Grime is spectacle, it’s fun. It creates a culture for youth. Imagine if Conor McGregor wrote a diss track and you’ll see Ireland’s potential to be the best, most intimidating Grime. But he’s cheeky and fun too. He’s always on about how MMA got him to stop being a waster, wouldn’t you like to see young people in Ireland saying music is what got them to find meaning in their lives? Musical talent could be the gift that gets some kids off the street. Their own perspective on the climate they grew up in is a voice more people in Ireland need to hear.
Like this, it just makes sense that we should be hearing more of this.
I think what Irish Grime could have is a variety of accents that are unique to each place. I think that should be interesting, rather than strange to the ears. We can learn to be proud of where we’re from, own it, that’s a big part of it. The East London accent doesn’t change much regionally, neither does the culture. Ireland’s accents are more versatile. If you bring the production polish (as in polish, not Polish) and the clothing into it…if you bring some feuds and diss tracks. I think that would get people interested. Speaking of accents, could you imagine how funny Irish Grime would be with a Cork accent? I’m sure it could work, but it would be so distinct, so novel that it would get us on the map.
Ireland has a colourful amount of slang that is so unique to the land and yeah, it can be similar to British slang. But what matters is we shouldn’t use terms that are already popular like lit and fire and the thing goes skrrrrra (I’m always saying that, specially around my mam to keep her young). If we incorporate our own slang into Grime then we could have people trying to figure out what we’re saying and wanting to join an exclusive club that takes a magic word. Christ on a bike would be mine, it’s pretty tame but the imagery is what sells it.

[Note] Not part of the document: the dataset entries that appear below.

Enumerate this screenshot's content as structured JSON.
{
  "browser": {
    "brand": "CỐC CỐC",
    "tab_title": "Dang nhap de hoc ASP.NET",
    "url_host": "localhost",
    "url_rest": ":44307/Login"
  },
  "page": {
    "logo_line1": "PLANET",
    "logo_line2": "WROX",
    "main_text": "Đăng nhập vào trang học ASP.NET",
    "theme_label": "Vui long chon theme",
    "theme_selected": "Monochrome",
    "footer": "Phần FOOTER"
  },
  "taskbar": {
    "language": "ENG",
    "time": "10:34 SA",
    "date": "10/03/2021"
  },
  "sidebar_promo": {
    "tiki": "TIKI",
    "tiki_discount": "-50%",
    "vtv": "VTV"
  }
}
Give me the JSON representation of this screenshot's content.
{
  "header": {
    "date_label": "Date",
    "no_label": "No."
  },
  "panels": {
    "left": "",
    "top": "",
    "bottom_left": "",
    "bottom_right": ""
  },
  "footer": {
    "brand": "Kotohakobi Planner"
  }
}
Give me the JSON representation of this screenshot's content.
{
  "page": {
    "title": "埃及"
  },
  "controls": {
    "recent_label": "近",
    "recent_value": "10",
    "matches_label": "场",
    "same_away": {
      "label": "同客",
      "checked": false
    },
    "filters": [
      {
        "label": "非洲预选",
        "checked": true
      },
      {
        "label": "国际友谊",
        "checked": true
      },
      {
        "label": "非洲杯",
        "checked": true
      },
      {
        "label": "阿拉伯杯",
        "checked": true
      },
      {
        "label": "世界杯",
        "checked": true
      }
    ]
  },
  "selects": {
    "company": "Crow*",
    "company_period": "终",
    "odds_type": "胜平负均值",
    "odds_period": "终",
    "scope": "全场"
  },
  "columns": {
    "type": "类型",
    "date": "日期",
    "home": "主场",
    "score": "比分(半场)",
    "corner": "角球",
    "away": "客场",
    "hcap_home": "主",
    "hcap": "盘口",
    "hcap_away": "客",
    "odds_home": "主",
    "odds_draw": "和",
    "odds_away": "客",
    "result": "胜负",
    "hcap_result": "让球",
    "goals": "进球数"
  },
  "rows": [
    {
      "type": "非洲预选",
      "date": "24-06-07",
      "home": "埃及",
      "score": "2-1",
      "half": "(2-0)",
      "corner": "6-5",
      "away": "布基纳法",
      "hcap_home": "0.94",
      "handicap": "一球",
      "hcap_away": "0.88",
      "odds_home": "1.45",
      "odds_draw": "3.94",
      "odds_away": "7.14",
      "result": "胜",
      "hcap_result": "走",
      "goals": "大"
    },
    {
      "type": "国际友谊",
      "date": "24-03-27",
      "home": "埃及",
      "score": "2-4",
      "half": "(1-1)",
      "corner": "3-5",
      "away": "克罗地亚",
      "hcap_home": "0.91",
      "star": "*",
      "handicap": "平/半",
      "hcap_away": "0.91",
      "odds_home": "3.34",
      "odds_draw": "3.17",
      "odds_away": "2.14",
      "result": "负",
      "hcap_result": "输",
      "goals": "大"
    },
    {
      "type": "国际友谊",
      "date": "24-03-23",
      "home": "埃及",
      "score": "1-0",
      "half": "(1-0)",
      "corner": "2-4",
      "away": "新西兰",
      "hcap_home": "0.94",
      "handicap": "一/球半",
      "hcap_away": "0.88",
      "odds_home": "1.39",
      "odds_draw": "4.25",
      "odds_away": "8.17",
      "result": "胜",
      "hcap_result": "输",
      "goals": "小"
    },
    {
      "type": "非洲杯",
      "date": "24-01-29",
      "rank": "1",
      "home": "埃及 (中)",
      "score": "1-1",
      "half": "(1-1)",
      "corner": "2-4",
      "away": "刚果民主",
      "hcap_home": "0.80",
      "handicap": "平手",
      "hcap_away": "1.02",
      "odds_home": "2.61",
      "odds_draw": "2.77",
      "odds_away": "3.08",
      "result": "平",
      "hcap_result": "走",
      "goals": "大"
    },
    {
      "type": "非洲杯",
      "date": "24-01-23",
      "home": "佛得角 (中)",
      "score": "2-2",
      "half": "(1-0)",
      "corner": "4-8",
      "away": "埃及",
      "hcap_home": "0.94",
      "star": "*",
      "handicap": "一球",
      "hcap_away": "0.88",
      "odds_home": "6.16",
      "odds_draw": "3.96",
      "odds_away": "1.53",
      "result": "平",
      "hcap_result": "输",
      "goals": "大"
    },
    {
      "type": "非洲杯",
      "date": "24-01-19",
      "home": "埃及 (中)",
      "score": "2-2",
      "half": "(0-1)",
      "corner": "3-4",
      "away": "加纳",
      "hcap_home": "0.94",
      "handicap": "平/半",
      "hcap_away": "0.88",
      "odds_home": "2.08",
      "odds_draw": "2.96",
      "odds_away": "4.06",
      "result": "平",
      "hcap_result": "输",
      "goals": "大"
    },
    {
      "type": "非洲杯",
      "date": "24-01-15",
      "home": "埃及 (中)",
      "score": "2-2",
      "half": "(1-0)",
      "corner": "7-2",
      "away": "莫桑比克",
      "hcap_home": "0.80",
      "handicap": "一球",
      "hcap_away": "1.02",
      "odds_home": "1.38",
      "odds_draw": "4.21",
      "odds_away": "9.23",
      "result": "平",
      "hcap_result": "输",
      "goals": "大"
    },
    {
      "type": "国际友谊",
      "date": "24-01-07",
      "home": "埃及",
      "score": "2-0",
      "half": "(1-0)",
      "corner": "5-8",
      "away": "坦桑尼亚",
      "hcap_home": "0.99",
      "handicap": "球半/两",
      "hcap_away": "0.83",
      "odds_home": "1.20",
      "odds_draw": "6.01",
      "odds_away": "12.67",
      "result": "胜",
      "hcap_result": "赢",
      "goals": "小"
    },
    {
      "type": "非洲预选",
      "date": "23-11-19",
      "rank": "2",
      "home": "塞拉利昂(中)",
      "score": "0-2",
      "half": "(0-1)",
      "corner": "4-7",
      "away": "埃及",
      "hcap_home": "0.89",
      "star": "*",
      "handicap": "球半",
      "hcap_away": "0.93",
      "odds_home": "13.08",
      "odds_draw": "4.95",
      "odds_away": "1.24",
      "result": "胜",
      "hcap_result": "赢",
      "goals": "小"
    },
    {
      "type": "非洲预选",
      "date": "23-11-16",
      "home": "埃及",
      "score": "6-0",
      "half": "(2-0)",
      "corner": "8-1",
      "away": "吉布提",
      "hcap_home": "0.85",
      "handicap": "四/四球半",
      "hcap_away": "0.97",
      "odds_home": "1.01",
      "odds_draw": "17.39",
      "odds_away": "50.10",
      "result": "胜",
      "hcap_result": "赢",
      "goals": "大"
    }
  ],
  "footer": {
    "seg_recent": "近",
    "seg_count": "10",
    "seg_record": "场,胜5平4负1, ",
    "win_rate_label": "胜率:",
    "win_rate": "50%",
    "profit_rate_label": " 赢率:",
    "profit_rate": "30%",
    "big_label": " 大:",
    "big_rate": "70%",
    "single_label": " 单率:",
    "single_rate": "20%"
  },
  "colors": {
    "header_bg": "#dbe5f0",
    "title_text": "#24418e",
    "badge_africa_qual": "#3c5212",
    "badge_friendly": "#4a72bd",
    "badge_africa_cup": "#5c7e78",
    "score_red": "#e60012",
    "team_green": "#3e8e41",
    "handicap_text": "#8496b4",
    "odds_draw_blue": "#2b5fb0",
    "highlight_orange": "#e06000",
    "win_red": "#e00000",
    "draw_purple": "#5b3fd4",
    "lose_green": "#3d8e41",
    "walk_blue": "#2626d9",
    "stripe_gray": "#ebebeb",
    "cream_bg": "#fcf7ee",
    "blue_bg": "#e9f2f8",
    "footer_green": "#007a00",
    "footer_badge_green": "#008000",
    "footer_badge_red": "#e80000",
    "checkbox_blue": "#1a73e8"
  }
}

I think we could fill a huge gap in the Grime World. Especially people who are fascinated by McGregor’s onstage persona, his accent, his big words. Even the way he speaks has a lyrical flow to it. People like listening to that. Which is just a big a part of his appeal as his actual fighting ability? Americans would eat that shit up! They’ll probably think it’s Scottish and we’re part of the UK but don’t be so offended cause they never got a proper education anyway… Did you know Christopher Columbus discovered the Earth was flat?
I think fashion would be a good way to garner interest, create a culture for Irish youth. if you bring a sense of artistic sensibility rather than gaudy “look at me, I wear Gucci. I’m class.” Nothing wrong with that all the time but it would be interesting to see an artist stand out from that. Bring it to a higher level, it’s an urban music movement…why not take notes from street art and street fashion? They’ve gotten to a level of artistic expression, in Ireland too, why can’t Grime? Maybe I’m an idealist, but this is where Ireland can shine. And maybe take its own reign.
Bring it to a higher level. And at times maybe keep it light and funny. You can observe a sense of easy irony in other music subgenres popping up, but it’s still good shit. A bit more diversity. I think the genre, in general, needs more fun. It’s very serious, lots of vague death threats, gang violence. I understand that’s an inherent part of it but I think the Irish lads should be the ones to be a little more light-hearted. But is the Irish audience even ready for that? We’ll talk about that next time. For now, you can see these reactions to humour in rap from groups like Versatile, just check out the comments on Dublin City G’s.